#### [Data records for software interfaces]
⟨
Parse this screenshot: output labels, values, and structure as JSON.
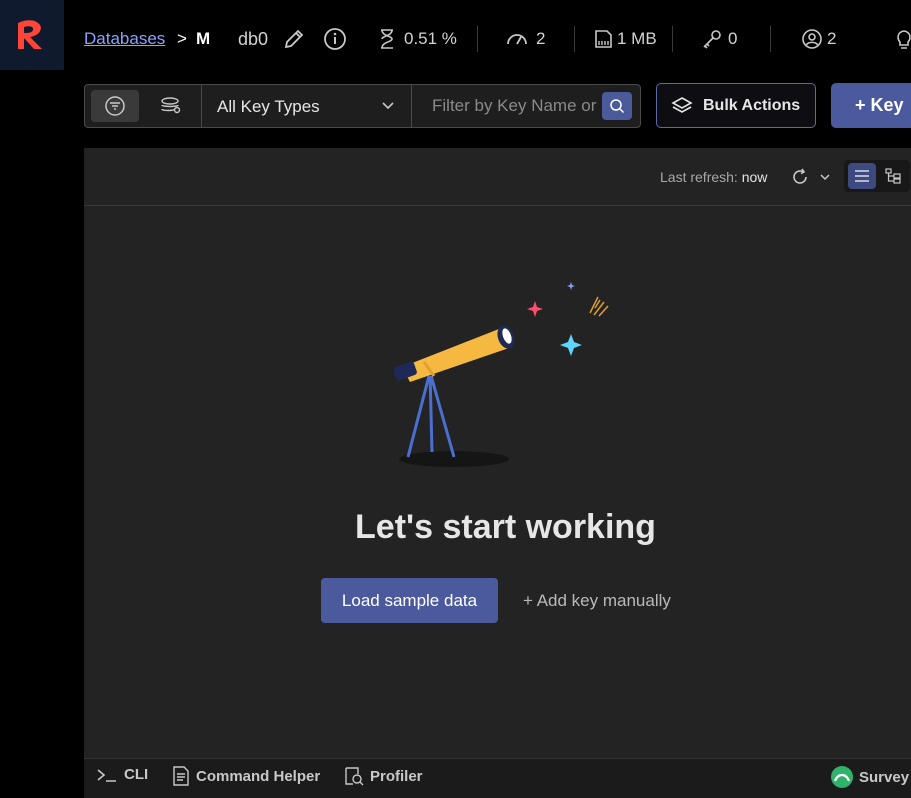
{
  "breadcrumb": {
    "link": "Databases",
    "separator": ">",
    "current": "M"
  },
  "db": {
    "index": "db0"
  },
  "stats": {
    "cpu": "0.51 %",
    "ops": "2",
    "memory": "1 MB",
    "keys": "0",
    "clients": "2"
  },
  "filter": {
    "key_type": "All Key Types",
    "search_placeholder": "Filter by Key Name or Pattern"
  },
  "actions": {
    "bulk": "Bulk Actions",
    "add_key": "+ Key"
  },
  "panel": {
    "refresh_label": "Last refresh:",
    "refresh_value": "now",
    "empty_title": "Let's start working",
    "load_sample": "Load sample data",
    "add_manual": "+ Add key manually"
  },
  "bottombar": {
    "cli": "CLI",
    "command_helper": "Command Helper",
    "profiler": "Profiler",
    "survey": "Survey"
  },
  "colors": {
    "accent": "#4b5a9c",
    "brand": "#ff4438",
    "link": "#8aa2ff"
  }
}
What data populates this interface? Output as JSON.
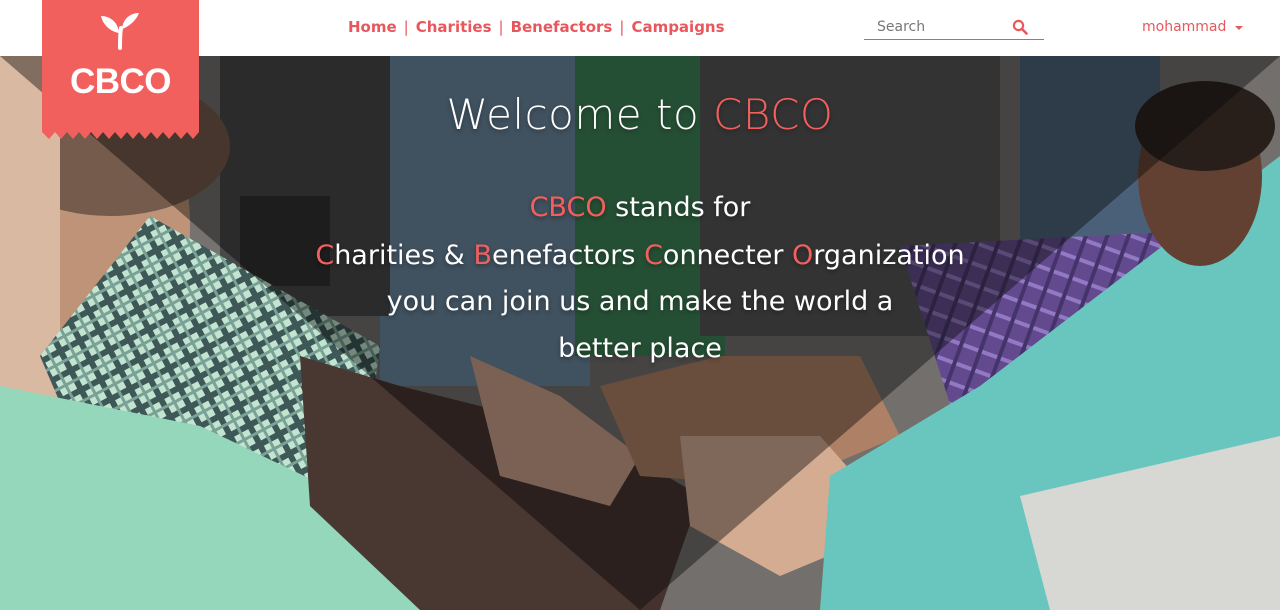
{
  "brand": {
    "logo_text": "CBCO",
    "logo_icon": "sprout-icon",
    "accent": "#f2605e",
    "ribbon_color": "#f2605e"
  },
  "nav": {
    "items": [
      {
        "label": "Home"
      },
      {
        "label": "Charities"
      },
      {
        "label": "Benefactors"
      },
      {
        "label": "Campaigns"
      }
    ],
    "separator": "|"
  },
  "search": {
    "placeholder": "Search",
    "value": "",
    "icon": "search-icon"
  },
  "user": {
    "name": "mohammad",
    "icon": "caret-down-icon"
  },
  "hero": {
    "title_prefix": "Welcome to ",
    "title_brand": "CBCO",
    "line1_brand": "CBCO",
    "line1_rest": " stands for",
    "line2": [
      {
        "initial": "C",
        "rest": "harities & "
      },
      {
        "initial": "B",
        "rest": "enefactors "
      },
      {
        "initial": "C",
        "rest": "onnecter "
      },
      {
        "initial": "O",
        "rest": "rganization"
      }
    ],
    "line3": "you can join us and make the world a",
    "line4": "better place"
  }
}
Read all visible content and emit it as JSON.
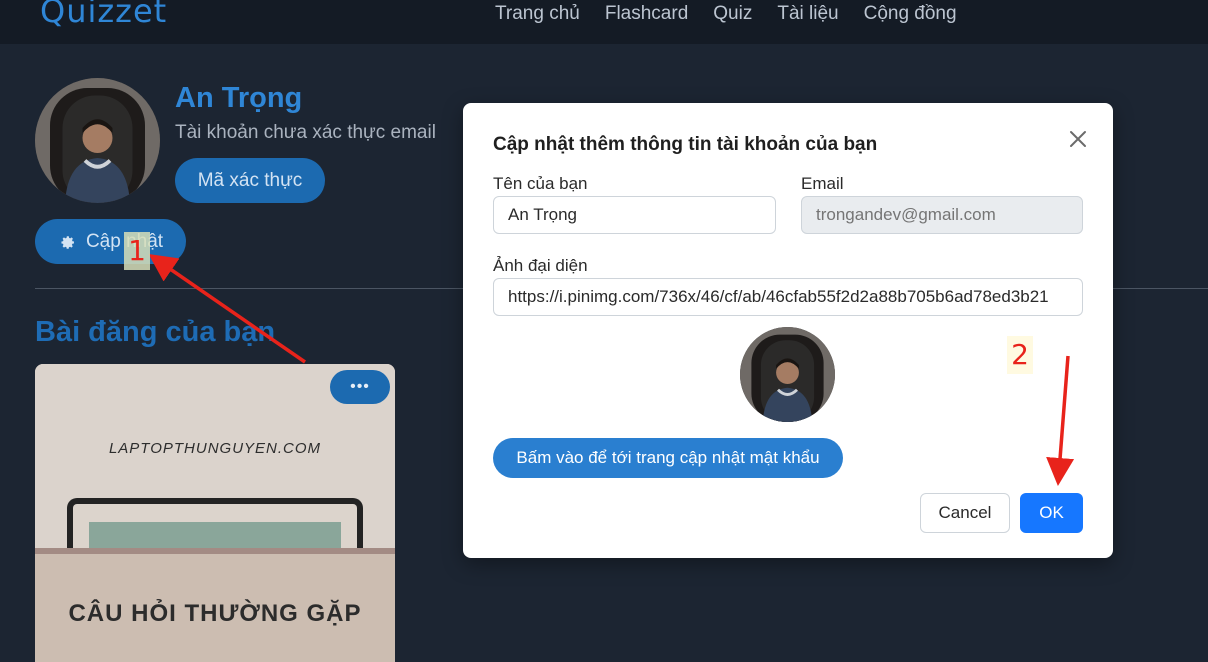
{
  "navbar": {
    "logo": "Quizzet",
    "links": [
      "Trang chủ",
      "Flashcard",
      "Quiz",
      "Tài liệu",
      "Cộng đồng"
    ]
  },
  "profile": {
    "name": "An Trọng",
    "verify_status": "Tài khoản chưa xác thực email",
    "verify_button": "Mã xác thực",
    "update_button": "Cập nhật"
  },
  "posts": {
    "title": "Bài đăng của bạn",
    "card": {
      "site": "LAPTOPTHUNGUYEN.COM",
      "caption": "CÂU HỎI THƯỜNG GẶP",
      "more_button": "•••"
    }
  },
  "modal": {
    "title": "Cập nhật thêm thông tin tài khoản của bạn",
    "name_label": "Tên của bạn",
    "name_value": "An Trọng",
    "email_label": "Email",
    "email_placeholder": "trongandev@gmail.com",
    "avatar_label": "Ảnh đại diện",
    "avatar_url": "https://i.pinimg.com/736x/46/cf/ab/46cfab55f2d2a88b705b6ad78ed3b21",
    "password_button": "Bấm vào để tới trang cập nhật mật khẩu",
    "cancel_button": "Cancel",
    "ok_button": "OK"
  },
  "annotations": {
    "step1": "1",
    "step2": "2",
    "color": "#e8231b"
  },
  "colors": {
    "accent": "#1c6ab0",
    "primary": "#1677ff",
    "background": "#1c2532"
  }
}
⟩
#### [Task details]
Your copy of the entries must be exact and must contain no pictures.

#### [Solution]
Parse this screenshot: output labels, values, and structure as JSON.
{
  "breadcrumb": {
    "link": "Databases",
    "separator": ">",
    "current": "M"
  },
  "db": {
    "index": "db0"
  },
  "stats": {
    "cpu": "0.51 %",
    "ops": "2",
    "memory": "1 MB",
    "keys": "0",
    "clients": "2"
  },
  "filter": {
    "key_type": "All Key Types",
    "search_placeholder": "Filter by Key Name or Pattern"
  },
  "actions": {
    "bulk": "Bulk Actions",
    "add_key": "+ Key"
  },
  "panel": {
    "refresh_label": "Last refresh:",
    "refresh_value": "now",
    "empty_title": "Let's start working",
    "load_sample": "Load sample data",
    "add_manual": "+ Add key manually"
  },
  "bottombar": {
    "cli": "CLI",
    "command_helper": "Command Helper",
    "profiler": "Profiler",
    "survey": "Survey"
  },
  "colors": {
    "accent": "#4b5a9c",
    "brand": "#ff4438",
    "link": "#8aa2ff"
  }
}
What data populates this interface? Output as JSON.
{
  "brand": {
    "logo_text": "CBCO",
    "logo_icon": "sprout-icon",
    "accent": "#f2605e",
    "ribbon_color": "#f2605e"
  },
  "nav": {
    "items": [
      {
        "label": "Home"
      },
      {
        "label": "Charities"
      },
      {
        "label": "Benefactors"
      },
      {
        "label": "Campaigns"
      }
    ],
    "separator": "|"
  },
  "search": {
    "placeholder": "Search",
    "value": "",
    "icon": "search-icon"
  },
  "user": {
    "name": "mohammad",
    "icon": "caret-down-icon"
  },
  "hero": {
    "title_prefix": "Welcome to ",
    "title_brand": "CBCO",
    "line1_brand": "CBCO",
    "line1_rest": " stands for",
    "line2": [
      {
        "initial": "C",
        "rest": "harities & "
      },
      {
        "initial": "B",
        "rest": "enefactors "
      },
      {
        "initial": "C",
        "rest": "onnecter "
      },
      {
        "initial": "O",
        "rest": "rganization"
      }
    ],
    "line3": "you can join us and make the world a",
    "line4": "better place"
  }
}
Read all visible content and emit it as JSON.
{
  "navbar": {
    "logo": "Quizzet",
    "links": [
      "Trang chủ",
      "Flashcard",
      "Quiz",
      "Tài liệu",
      "Cộng đồng"
    ]
  },
  "profile": {
    "name": "An Trọng",
    "verify_status": "Tài khoản chưa xác thực email",
    "verify_button": "Mã xác thực",
    "update_button": "Cập nhật"
  },
  "posts": {
    "title": "Bài đăng của bạn",
    "card": {
      "site": "LAPTOPTHUNGUYEN.COM",
      "caption": "CÂU HỎI THƯỜNG GẶP",
      "more_button": "•••"
    }
  },
  "modal": {
    "title": "Cập nhật thêm thông tin tài khoản của bạn",
    "name_label": "Tên của bạn",
    "name_value": "An Trọng",
    "email_label": "Email",
    "email_placeholder": "trongandev@gmail.com",
    "avatar_label": "Ảnh đại diện",
    "avatar_url": "https://i.pinimg.com/736x/46/cf/ab/46cfab55f2d2a88b705b6ad78ed3b21",
    "password_button": "Bấm vào để tới trang cập nhật mật khẩu",
    "cancel_button": "Cancel",
    "ok_button": "OK"
  },
  "annotations": {
    "step1": "1",
    "step2": "2",
    "color": "#e8231b"
  },
  "colors": {
    "accent": "#1c6ab0",
    "primary": "#1677ff",
    "background": "#1c2532"
  }
}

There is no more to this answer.